Glasgow Film Theatre, 17.04.11
A big hit in France last year, it says a lot about the attitude of UK multiplex chains, and the disinterest of the British audience for foreign language films that in Glasgow Little White Lies is not showing in the city’s 18-screen multiplex, whose screens are occupied with multiple showings of the Easter holiday, kid-friendly Hop and Rio and teen-lite nonsense such as the awful Your Highness, Fast Five and Arthur (three films that could be used nicely to sum up the torrid depths Hollywood cinema seems happy to plunge to). Thankfully, the GFT provides, as always, an excellent alternative, and a nicer environment, in which to take in this enjoyable drama.

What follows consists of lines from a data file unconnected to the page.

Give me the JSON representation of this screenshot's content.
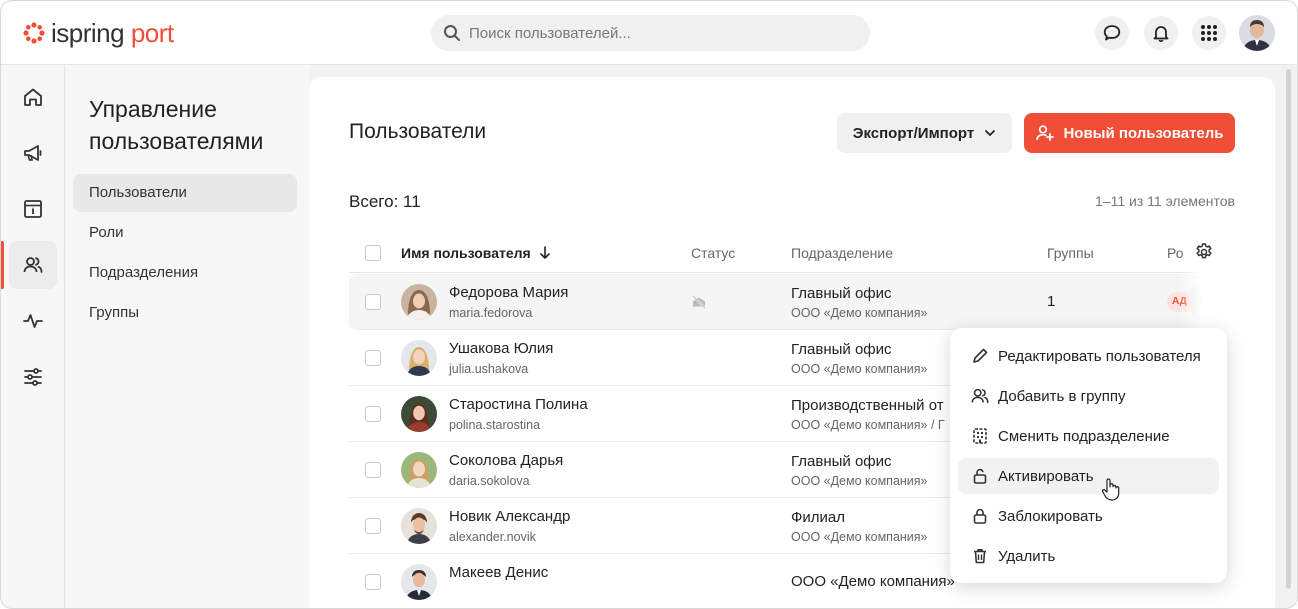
{
  "brand": {
    "logo_part1": "ispring",
    "logo_part2": "port",
    "accent": "#f04e37"
  },
  "header": {
    "search_placeholder": "Поиск пользователей..."
  },
  "sidenav": {
    "title": "Управление пользователями",
    "items": [
      {
        "label": "Пользователи",
        "active": true
      },
      {
        "label": "Роли"
      },
      {
        "label": "Подразделения"
      },
      {
        "label": "Группы"
      }
    ]
  },
  "main": {
    "title": "Пользователи",
    "export_label": "Экспорт/Импорт",
    "new_user_label": "Новый пользователь",
    "total": "Всего: 11",
    "pager": "1–11 из 11 элементов",
    "columns": {
      "name": "Имя пользователя",
      "status": "Статус",
      "dept": "Подразделение",
      "groups": "Группы",
      "roles": "Ро"
    },
    "rows": [
      {
        "name": "Федорова Мария",
        "login": "maria.fedorova",
        "dept": "Главный офис",
        "org": "ООО «Демо компания»",
        "groups": "1",
        "role": "АД"
      },
      {
        "name": "Ушакова Юлия",
        "login": "julia.ushakova",
        "dept": "Главный офис",
        "org": "ООО «Демо компания»"
      },
      {
        "name": "Старостина Полина",
        "login": "polina.starostina",
        "dept": "Производственный от",
        "org": "ООО «Демо компания» / Г"
      },
      {
        "name": "Соколова Дарья",
        "login": "daria.sokolova",
        "dept": "Главный офис",
        "org": "ООО «Демо компания»"
      },
      {
        "name": "Новик Александр",
        "login": "alexander.novik",
        "dept": "Филиал",
        "org": "ООО «Демо компания»"
      },
      {
        "name": "Макеев Денис",
        "login": "",
        "dept": "ООО «Демо компания»",
        "org": ""
      }
    ]
  },
  "menu": {
    "items": [
      {
        "label": "Редактировать пользователя",
        "icon": "pencil-icon"
      },
      {
        "label": "Добавить в группу",
        "icon": "users-icon"
      },
      {
        "label": "Сменить подразделение",
        "icon": "building-icon"
      },
      {
        "label": "Активировать",
        "icon": "unlock-icon"
      },
      {
        "label": "Заблокировать",
        "icon": "lock-icon"
      },
      {
        "label": "Удалить",
        "icon": "trash-icon"
      }
    ]
  }
}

Despite a serious accident involving their friend Ludo (Jean Dujardin), a group of friends decide to go ahead with their annual vacation without him, at the seaside home of Max (Francois Cluzet). There, they enjoy the sea, sand and sunshine, but as two weeks pass, their relationships develop as each learns more about themselves and their friends, and the little white lies they all tell to one another.

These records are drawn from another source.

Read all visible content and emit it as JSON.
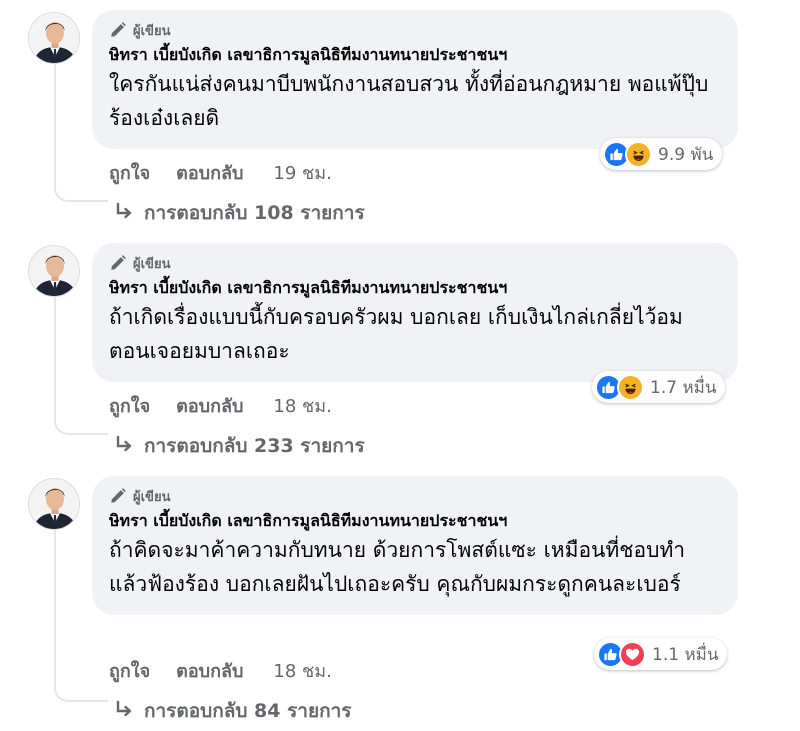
{
  "comments": [
    {
      "role_label": "ผู้เขียน",
      "author": "ษิทรา เบี้ยบังเกิด เลขาธิการมูลนิธิทีมงานทนายประชาชนฯ",
      "text": "ใครกันแน่ส่งคนมาบีบพนักงานสอบสวน ทั้งที่อ่อนกฎหมาย พอแพ้ปุ๊บ ร้องเอ๋งเลยดิ",
      "reactions": [
        "like-icon",
        "haha-icon"
      ],
      "reaction_count": "9.9 พัน",
      "like_label": "ถูกใจ",
      "reply_label": "ตอบกลับ",
      "time": "19 ชม.",
      "replies_label": "การตอบกลับ 108 รายการ"
    },
    {
      "role_label": "ผู้เขียน",
      "author": "ษิทรา เบี้ยบังเกิด เลขาธิการมูลนิธิทีมงานทนายประชาชนฯ",
      "text": "ถ้าเกิดเรื่องแบบนี้กับครอบครัวผม บอกเลย เก็บเงินไกล่เกลี่ยไว้อมตอนเจอยมบาลเถอะ",
      "reactions": [
        "like-icon",
        "haha-icon"
      ],
      "reaction_count": "1.7 หมื่น",
      "like_label": "ถูกใจ",
      "reply_label": "ตอบกลับ",
      "time": "18 ชม.",
      "replies_label": "การตอบกลับ 233 รายการ"
    },
    {
      "role_label": "ผู้เขียน",
      "author": "ษิทรา เบี้ยบังเกิด เลขาธิการมูลนิธิทีมงานทนายประชาชนฯ",
      "text": "ถ้าคิดจะมาค้าความกับทนาย ด้วยการโพสต์แซะ เหมือนที่ชอบทำ แล้วฟ้องร้อง บอกเลยฝันไปเถอะครับ คุณกับผมกระดูกคนละเบอร์",
      "reactions": [
        "like-icon",
        "love-icon"
      ],
      "reaction_count": "1.1 หมื่น",
      "like_label": "ถูกใจ",
      "reply_label": "ตอบกลับ",
      "time": "18 ชม.",
      "replies_label": "การตอบกลับ 84 รายการ"
    }
  ],
  "colors": {
    "bubble": "#f0f2f5",
    "secondary_text": "#65676b",
    "like": "#1877f2",
    "haha": "#f7b125",
    "love": "#f33e58"
  }
}
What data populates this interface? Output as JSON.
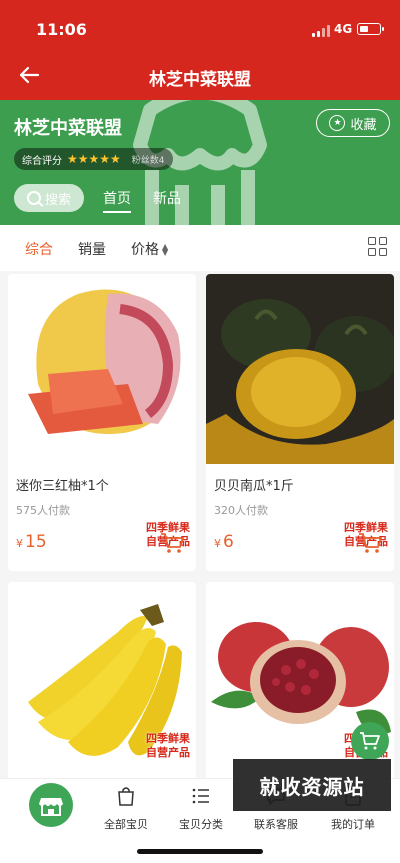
{
  "status": {
    "time": "11:06",
    "network": "4G"
  },
  "nav": {
    "title": "林芝中菜联盟"
  },
  "shop": {
    "name": "林芝中菜联盟",
    "favorite_label": "收藏",
    "rating_label": "综合评分",
    "rating_stars": "★★★★★",
    "fans_label": "粉丝数4",
    "search_label": "搜索",
    "tabs": [
      "首页",
      "新品"
    ]
  },
  "sort": {
    "options": [
      "综合",
      "销量",
      "价格"
    ]
  },
  "products": [
    {
      "name": "迷你三红柚*1个",
      "sold": "575人付款",
      "currency": "¥",
      "price": "15",
      "tag_line1": "四季鲜果",
      "tag_line2": "自营产品",
      "icon": "pomelo"
    },
    {
      "name": "贝贝南瓜*1斤",
      "sold": "320人付款",
      "currency": "¥",
      "price": "6",
      "tag_line1": "四季鲜果",
      "tag_line2": "自营产品",
      "icon": "pumpkin"
    },
    {
      "name": "",
      "sold": "",
      "currency": "",
      "price": "",
      "tag_line1": "四季鲜果",
      "tag_line2": "自营产品",
      "icon": "banana"
    },
    {
      "name": "",
      "sold": "",
      "currency": "",
      "price": "",
      "tag_line1": "四季鲜果",
      "tag_line2": "自营产品",
      "icon": "pomegranate"
    }
  ],
  "bottom_nav": {
    "items": [
      "全部宝贝",
      "宝贝分类",
      "联系客服",
      "我的订单"
    ]
  },
  "watermark_badge": "就收资源站",
  "colors": {
    "brand_red": "#d5271d",
    "shop_green": "#3e9e4f",
    "accent_orange": "#e8602c"
  }
}
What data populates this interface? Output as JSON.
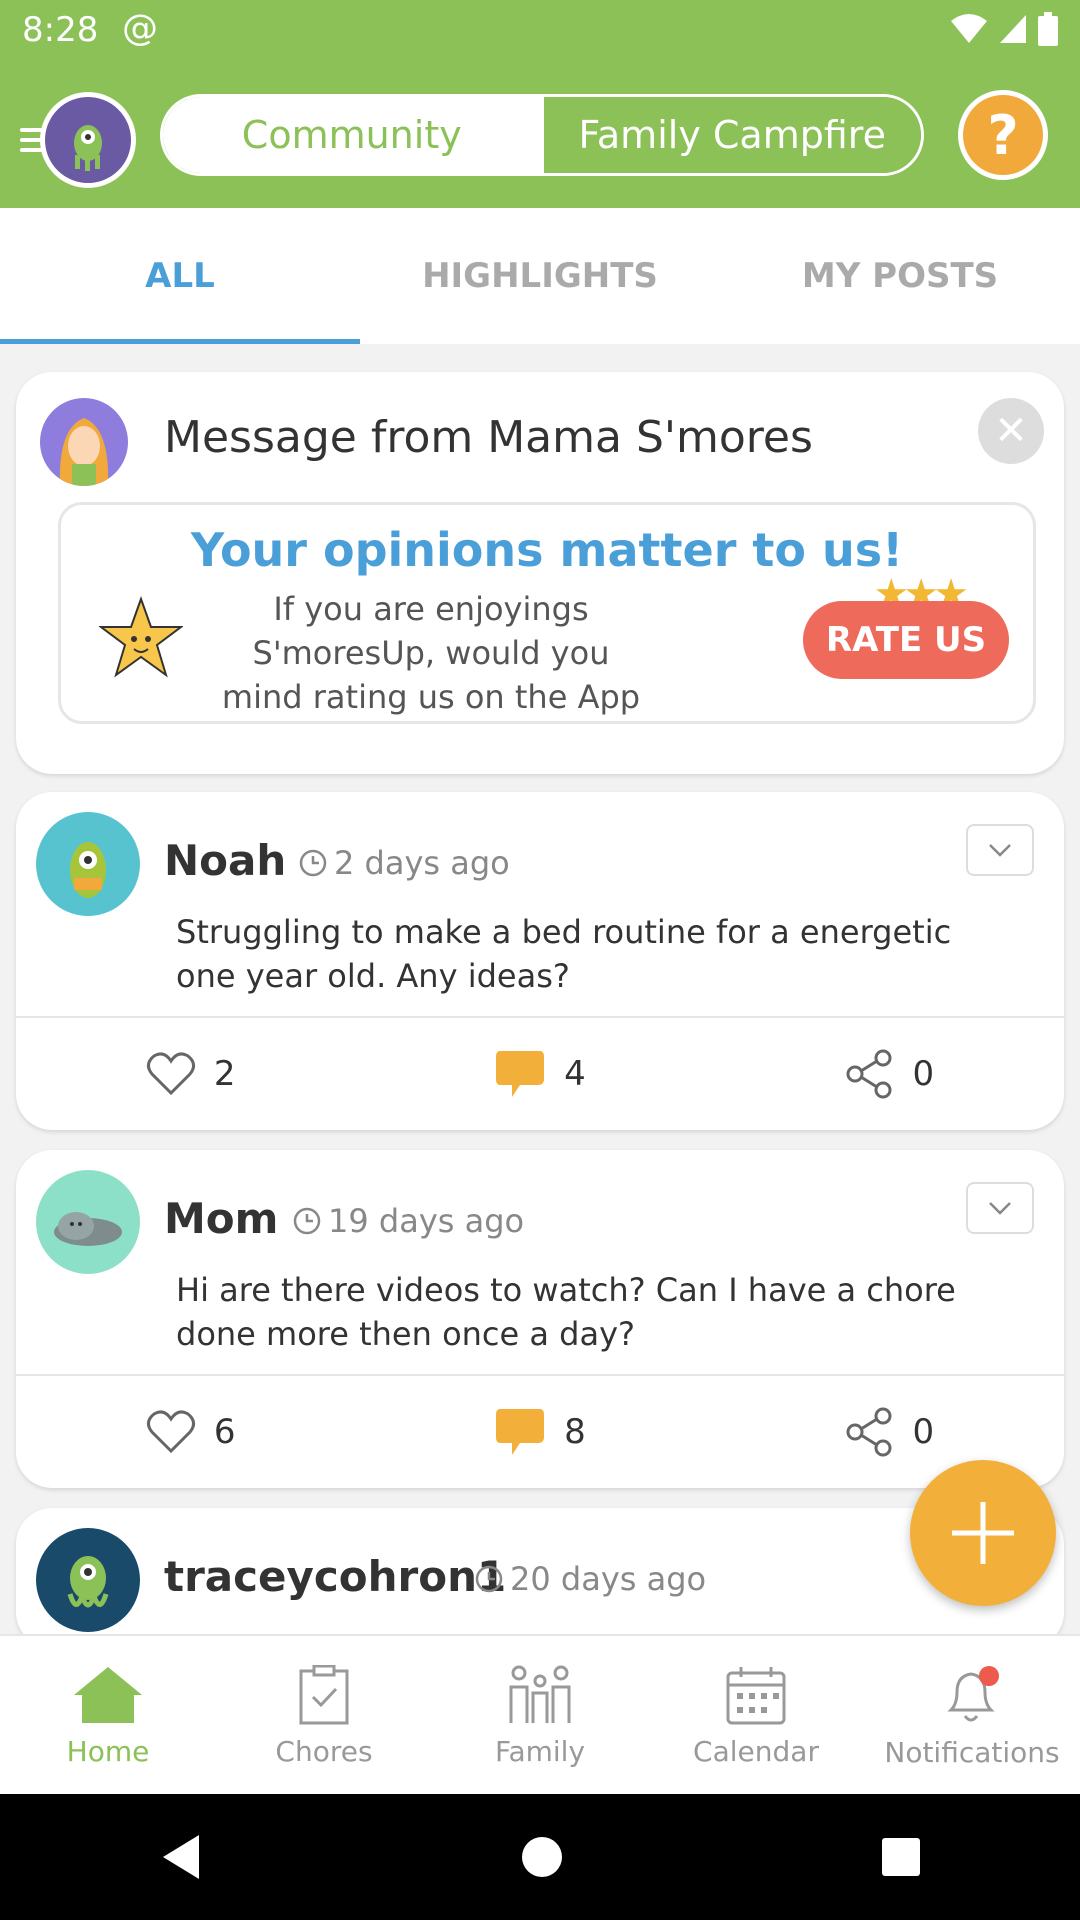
{
  "status_bar": {
    "time": "8:28"
  },
  "header": {
    "tabs": [
      "Community",
      "Family Campfire"
    ],
    "help_label": "?"
  },
  "feed_tabs": [
    "ALL",
    "HIGHLIGHTS",
    "MY POSTS"
  ],
  "message_card": {
    "title": "Message from Mama S'mores",
    "banner_title": "Your opinions matter to us!",
    "banner_text": "If you are enjoyings S'moresUp, would you mind rating us on the App Store?",
    "rate_label": "RATE US"
  },
  "posts": [
    {
      "author": "Noah",
      "time": "2 days ago",
      "text": "Struggling to make a bed routine for a energetic one year old. Any ideas?",
      "likes": "2",
      "comments": "4",
      "shares": "0"
    },
    {
      "author": "Mom",
      "time": "19 days ago",
      "text": "Hi are there videos to watch? Can I have a chore done more then once a day?",
      "likes": "6",
      "comments": "8",
      "shares": "0"
    },
    {
      "author": "traceycohron1",
      "time": "20 days ago"
    }
  ],
  "bottom_nav": [
    "Home",
    "Chores",
    "Family",
    "Calendar",
    "Notifications"
  ],
  "colors": {
    "green": "#8bc157",
    "blue": "#4b9fd8",
    "orange": "#f2b03a",
    "red": "#ee6a5b"
  },
  "icons": [
    "menu-icon",
    "help-icon",
    "close-icon",
    "chevron-down-icon",
    "heart-icon",
    "comment-icon",
    "share-icon",
    "clock-icon",
    "plus-icon",
    "home-icon",
    "chores-icon",
    "family-icon",
    "calendar-icon",
    "bell-icon"
  ]
}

Despite the serious injuries that leave Ludo in a coma in a Paris hospital, the group have plenty of fun, and although this can jar – surely, if they cared so much for one another, they would be at his bedside – it does lead to genuine, laugh out loud comedy, occasionally bordering on farce, and coupled with the holiday feel and beautiful scenery, the film is easy to enjoy. Cluzet, as Max, particularly delivers some great moments as his over-stressed, control freak personality is tipped over the edge when long time friend, Vincent (Benoit Magimel) declares his love for him. Unable to know how to respond, Max takes his temper out on invading weasels, his friends and their children. Antoine (Laurent Lafitte) also provides laughs as he tries to deal with a recent break up, and Marion Cotillard is exquisite as Marie, Ludo’s ex-girlfriend who is struggling to find fulfillment in life.

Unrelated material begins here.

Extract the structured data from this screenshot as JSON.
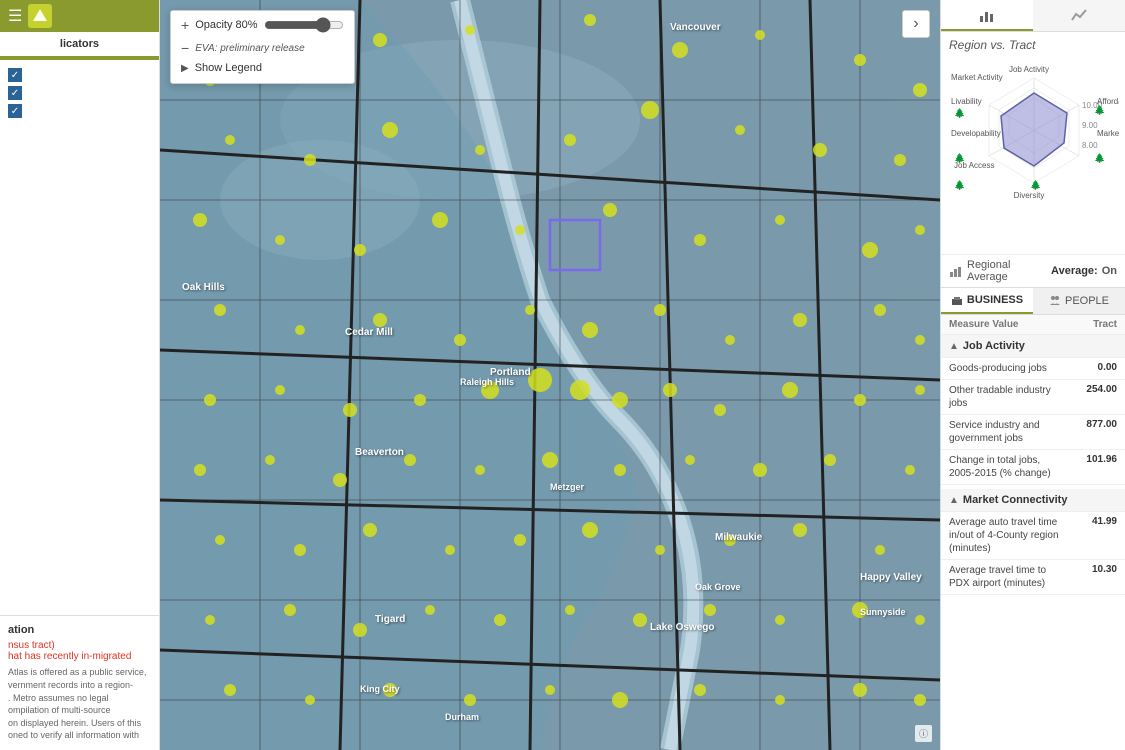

A criticism of the film could be made as the tone veers from all this French frolicking to the terminal injuries that have stricken Ludo, and his death provides the denouement as everyone gathers for his funeral. Each friend gets to speak at the side of his coffin, and this scene feels too forced and unnatural alongside what has gone before, not helped by the fact that it comes after 150 minutes – the film feels like it could do with 15 minutes trimmed off. On the other hand, Ludo’s fate casts a shadow over all the fun the friends have, and provides the motivation for all to think about their situation and where they have come to in life.
But these are only minor quibbles in a good film. Guillaume Canet is wise enough to let his delightful cast have their moments, perhaps the only downside being that Dujardin, so brilliant in the OSS 117 films, is rendered bed ridden so early, thus robbing us of seeing his considerable talent being added to the ensemble. Still Cotillard and Cluzet are magnificent, as are all the leads.
Together with his debut feature, the thriller Tell No One (2006) also starring Cluzot), Canet is definitely a director to expect more from in the future, combining the French flair for intelligent, though-provoking cinema, alongside genuine entertainment. If only more people in this country would, like the French cinema going audience, embrace such a combination.
Film rating: 4 out of 5.